## Assignment:
Copy all lines of the listing that include the string "View".
++++++++++
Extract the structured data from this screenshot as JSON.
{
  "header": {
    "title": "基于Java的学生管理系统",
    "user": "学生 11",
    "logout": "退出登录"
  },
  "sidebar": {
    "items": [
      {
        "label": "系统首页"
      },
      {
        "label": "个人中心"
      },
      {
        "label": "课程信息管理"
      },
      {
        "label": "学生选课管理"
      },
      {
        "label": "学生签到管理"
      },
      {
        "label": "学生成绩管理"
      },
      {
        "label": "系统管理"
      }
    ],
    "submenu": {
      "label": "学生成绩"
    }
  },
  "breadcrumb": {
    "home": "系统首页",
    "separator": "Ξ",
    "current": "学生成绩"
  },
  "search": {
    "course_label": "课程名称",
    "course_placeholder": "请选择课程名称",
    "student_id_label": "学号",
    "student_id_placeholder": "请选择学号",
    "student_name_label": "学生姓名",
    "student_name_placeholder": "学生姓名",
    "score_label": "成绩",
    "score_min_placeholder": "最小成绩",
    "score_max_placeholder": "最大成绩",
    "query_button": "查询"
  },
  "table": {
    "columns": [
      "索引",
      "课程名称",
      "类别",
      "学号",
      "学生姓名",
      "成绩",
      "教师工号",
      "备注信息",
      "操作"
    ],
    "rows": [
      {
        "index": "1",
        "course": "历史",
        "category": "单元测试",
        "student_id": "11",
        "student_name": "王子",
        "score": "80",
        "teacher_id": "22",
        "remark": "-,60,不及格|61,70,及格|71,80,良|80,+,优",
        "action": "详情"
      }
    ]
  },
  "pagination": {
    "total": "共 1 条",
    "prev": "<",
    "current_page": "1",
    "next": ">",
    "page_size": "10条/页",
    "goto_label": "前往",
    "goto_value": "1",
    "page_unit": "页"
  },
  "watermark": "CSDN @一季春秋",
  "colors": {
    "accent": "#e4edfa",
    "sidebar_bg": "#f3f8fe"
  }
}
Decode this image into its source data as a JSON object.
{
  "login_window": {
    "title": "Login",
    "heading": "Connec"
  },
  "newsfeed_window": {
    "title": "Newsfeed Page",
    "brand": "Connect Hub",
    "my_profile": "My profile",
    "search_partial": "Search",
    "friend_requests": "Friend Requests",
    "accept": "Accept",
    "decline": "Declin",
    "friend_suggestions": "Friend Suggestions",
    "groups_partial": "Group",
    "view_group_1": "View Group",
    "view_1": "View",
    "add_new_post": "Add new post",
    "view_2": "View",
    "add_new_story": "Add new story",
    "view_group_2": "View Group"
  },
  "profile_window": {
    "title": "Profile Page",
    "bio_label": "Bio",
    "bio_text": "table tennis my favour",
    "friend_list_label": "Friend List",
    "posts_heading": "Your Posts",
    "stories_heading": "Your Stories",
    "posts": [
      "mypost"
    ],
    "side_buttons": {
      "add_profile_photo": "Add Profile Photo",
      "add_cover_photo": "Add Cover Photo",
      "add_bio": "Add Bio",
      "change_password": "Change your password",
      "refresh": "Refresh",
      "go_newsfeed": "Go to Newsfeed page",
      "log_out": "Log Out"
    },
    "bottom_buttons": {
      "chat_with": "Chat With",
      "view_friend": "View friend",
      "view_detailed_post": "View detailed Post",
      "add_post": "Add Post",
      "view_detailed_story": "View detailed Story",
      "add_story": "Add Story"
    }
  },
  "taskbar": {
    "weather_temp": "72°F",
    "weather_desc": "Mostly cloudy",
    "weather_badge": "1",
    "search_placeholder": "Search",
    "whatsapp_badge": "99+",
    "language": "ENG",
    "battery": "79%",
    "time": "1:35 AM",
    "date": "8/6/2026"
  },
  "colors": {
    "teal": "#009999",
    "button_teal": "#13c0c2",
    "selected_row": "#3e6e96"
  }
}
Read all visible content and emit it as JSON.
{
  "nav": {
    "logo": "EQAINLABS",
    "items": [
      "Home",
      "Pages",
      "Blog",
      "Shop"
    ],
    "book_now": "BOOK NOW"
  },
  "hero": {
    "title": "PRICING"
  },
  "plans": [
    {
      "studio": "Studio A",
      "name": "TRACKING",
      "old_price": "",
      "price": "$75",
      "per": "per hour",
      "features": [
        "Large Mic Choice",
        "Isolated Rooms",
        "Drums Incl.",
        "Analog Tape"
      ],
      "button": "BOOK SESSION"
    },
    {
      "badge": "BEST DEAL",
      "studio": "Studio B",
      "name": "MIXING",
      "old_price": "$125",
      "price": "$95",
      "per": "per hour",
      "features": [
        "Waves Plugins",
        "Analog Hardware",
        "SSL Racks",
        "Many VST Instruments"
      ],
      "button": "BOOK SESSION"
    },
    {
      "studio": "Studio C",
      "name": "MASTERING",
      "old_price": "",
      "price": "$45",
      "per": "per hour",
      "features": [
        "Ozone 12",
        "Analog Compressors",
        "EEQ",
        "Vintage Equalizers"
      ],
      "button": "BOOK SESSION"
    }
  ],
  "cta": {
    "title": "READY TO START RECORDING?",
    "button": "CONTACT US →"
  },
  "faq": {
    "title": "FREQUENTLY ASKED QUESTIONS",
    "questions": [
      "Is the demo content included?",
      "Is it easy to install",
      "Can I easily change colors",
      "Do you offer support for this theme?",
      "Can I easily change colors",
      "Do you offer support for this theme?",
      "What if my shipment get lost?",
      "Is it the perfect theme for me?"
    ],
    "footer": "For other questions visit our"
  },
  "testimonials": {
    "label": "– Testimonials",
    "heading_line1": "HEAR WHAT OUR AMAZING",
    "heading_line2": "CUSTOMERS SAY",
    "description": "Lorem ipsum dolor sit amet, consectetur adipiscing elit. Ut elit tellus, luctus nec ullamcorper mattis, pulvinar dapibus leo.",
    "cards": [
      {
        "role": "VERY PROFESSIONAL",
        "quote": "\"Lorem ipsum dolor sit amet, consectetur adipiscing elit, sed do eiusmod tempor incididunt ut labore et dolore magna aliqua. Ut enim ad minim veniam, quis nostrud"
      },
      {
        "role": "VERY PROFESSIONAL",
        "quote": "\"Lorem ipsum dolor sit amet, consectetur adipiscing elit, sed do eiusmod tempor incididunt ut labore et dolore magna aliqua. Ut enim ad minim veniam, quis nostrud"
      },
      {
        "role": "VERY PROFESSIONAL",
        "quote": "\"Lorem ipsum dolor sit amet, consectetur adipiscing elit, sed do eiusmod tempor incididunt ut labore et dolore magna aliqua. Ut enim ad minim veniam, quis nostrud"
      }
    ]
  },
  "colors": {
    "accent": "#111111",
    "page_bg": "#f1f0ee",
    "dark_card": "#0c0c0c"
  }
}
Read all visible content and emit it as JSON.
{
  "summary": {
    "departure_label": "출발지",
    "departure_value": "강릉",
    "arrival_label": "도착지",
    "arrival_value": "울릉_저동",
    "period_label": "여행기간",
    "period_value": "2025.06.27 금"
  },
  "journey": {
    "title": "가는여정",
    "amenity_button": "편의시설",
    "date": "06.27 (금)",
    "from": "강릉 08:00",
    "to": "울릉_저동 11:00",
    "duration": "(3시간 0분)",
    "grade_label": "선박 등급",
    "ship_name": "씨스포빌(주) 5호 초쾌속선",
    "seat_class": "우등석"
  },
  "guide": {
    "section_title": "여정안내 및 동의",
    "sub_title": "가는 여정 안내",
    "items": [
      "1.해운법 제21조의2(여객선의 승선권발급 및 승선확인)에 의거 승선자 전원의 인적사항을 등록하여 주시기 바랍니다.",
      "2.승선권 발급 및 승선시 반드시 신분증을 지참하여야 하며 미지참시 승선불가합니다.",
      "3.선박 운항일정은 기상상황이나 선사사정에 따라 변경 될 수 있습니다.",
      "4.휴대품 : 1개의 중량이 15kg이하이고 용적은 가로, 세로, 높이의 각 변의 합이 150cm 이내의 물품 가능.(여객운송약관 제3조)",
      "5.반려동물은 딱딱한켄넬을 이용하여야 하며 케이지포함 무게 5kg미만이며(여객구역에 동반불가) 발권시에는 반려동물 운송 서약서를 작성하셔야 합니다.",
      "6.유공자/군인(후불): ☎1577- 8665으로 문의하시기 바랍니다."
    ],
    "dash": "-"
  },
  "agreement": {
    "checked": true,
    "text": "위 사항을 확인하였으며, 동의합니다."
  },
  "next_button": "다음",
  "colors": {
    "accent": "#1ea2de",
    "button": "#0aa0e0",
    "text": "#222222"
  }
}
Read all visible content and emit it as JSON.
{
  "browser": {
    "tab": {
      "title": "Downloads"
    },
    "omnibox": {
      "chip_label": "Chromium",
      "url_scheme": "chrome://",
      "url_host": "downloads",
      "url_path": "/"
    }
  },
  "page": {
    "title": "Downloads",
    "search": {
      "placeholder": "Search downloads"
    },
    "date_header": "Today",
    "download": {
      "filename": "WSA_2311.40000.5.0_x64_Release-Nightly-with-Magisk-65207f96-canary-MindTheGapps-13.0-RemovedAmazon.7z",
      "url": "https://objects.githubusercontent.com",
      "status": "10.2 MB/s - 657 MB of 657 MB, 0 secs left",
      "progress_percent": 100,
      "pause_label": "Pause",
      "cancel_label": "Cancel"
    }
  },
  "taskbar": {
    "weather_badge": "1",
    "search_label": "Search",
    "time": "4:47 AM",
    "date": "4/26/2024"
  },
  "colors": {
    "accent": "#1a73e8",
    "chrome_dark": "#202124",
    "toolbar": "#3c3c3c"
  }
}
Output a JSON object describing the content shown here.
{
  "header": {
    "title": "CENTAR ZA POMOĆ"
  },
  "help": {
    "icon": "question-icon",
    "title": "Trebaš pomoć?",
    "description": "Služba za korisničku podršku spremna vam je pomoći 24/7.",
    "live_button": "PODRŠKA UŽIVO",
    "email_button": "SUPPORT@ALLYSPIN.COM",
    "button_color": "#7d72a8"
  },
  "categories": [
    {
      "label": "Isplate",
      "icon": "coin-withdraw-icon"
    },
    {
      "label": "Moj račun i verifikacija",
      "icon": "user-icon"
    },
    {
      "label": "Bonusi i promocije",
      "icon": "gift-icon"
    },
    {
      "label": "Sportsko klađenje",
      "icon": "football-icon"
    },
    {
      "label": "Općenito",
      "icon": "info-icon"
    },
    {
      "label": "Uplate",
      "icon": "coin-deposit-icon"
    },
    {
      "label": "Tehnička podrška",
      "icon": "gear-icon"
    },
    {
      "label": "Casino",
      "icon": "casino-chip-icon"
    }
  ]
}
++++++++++
## Exercise solution:
    "view_group_1": "View Group",
    "view_1": "View",
    "view_2": "View",
    "view_group_2": "View Group"
      "view_friend": "View friend",
      "view_detailed_post": "View detailed Post",
      "view_detailed_story": "View detailed Story",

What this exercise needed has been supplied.